October 9, 2009
Researchers from Boston University School of Medicine have identified a tool called the "Getting-Out-of-Bed (GoB) measure" to assess motivation and life outlook in older adults. Their study, which appears in the October issue of the Journal of Psychosocial Oncology, shows that the tool has the potential to be an easy-to-use measure to bolster motivation and improve health behaviors and outcomes in the growing population of older adults. In 2006, 37 million Americans, 12 percent of the population were 65 years or older. By 2030, those 65 years and older are projected to number 71.5 million, nearly 20 percent of the US population. According to the researchers, these numbers underscore the importance of understanding common diseases and health behaviors of older adults because many conditions can be prevented and/or modified with behavioral interventions. "Motivation and life outlook play an important part in an older adult’s ability to recover from illness or disabling events and to maintain and/or adopt health-promoting behaviors," said lead author Kerri Clough-Gorr, DSc, MPH, from the section of Geriatrics at BUSM. The researchers conducted telephone interviews on a sample of 660 women with breast cancer from four areas of the country at three- and six-month intervals.

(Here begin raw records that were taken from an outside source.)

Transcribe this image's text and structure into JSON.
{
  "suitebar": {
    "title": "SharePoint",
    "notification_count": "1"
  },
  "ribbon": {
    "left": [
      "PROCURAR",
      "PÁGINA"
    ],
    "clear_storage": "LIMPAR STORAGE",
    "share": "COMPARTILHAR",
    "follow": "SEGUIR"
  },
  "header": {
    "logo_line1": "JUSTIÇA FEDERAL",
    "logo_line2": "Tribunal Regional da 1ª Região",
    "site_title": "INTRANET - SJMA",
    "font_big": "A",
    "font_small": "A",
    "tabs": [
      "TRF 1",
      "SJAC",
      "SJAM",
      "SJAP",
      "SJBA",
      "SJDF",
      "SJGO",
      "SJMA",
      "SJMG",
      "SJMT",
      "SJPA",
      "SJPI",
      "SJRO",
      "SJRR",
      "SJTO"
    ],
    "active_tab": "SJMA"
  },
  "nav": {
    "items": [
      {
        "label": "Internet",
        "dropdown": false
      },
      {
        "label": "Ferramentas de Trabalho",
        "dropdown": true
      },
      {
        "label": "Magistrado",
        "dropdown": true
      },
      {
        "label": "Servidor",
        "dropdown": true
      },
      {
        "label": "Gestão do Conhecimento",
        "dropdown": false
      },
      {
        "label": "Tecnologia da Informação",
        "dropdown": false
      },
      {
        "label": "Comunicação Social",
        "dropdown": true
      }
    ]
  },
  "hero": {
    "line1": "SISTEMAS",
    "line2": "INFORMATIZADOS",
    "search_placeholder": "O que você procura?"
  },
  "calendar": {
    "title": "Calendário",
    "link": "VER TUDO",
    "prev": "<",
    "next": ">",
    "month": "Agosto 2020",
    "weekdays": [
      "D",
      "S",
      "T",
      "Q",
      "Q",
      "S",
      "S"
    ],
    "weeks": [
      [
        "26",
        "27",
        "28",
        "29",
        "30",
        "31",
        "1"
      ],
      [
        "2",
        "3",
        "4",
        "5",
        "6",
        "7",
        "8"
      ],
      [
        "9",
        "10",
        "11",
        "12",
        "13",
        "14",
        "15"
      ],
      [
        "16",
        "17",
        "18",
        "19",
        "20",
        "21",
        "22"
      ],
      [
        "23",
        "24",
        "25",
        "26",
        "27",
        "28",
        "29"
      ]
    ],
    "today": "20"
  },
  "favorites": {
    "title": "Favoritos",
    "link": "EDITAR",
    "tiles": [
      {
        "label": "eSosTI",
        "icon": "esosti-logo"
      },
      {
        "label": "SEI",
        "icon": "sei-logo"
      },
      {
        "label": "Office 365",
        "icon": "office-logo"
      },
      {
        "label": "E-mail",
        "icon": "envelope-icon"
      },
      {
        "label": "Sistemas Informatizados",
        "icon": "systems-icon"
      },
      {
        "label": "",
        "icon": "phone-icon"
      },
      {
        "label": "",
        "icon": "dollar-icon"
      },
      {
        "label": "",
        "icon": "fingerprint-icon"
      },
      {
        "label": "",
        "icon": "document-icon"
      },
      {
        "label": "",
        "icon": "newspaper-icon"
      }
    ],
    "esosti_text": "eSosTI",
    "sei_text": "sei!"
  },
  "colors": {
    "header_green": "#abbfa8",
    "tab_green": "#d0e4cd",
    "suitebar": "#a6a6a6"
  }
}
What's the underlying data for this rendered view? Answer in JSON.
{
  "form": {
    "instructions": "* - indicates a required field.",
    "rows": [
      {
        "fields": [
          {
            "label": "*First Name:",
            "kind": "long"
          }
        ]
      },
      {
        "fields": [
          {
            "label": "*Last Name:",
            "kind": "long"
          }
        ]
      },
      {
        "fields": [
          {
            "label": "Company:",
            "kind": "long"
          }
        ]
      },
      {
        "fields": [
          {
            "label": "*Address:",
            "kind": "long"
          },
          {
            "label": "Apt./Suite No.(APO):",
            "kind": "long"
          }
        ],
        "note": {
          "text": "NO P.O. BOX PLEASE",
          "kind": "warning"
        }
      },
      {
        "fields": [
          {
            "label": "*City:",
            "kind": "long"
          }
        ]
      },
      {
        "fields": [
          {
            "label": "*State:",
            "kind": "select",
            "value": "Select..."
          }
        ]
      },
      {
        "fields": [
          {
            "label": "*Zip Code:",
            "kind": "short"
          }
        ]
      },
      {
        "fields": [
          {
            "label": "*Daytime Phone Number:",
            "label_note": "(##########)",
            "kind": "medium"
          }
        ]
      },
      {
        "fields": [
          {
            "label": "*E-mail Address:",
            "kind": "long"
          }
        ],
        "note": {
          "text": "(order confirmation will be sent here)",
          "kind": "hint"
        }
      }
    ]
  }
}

Motivation and life outlook was assessed using “GoB” questions. Women with GoB scores above 50 (representing higher motivation) at baseline were statistically significantly more likely at 6 months to have good health-related quality of life, good self-perceived health and report regular exercise than those with scores below 50, indicating good predictive ability. "The ability to identify patients with low motivation establishes an opportunity for health care providers to develop and implement interventions to improve older adults’ motivation and to help them attain and maintain a higher quality of health and life. The GoB may help target adequate interventions to bolster motivation and thus improve health behaviors and outcomes in older adults," added Clough-Gorr.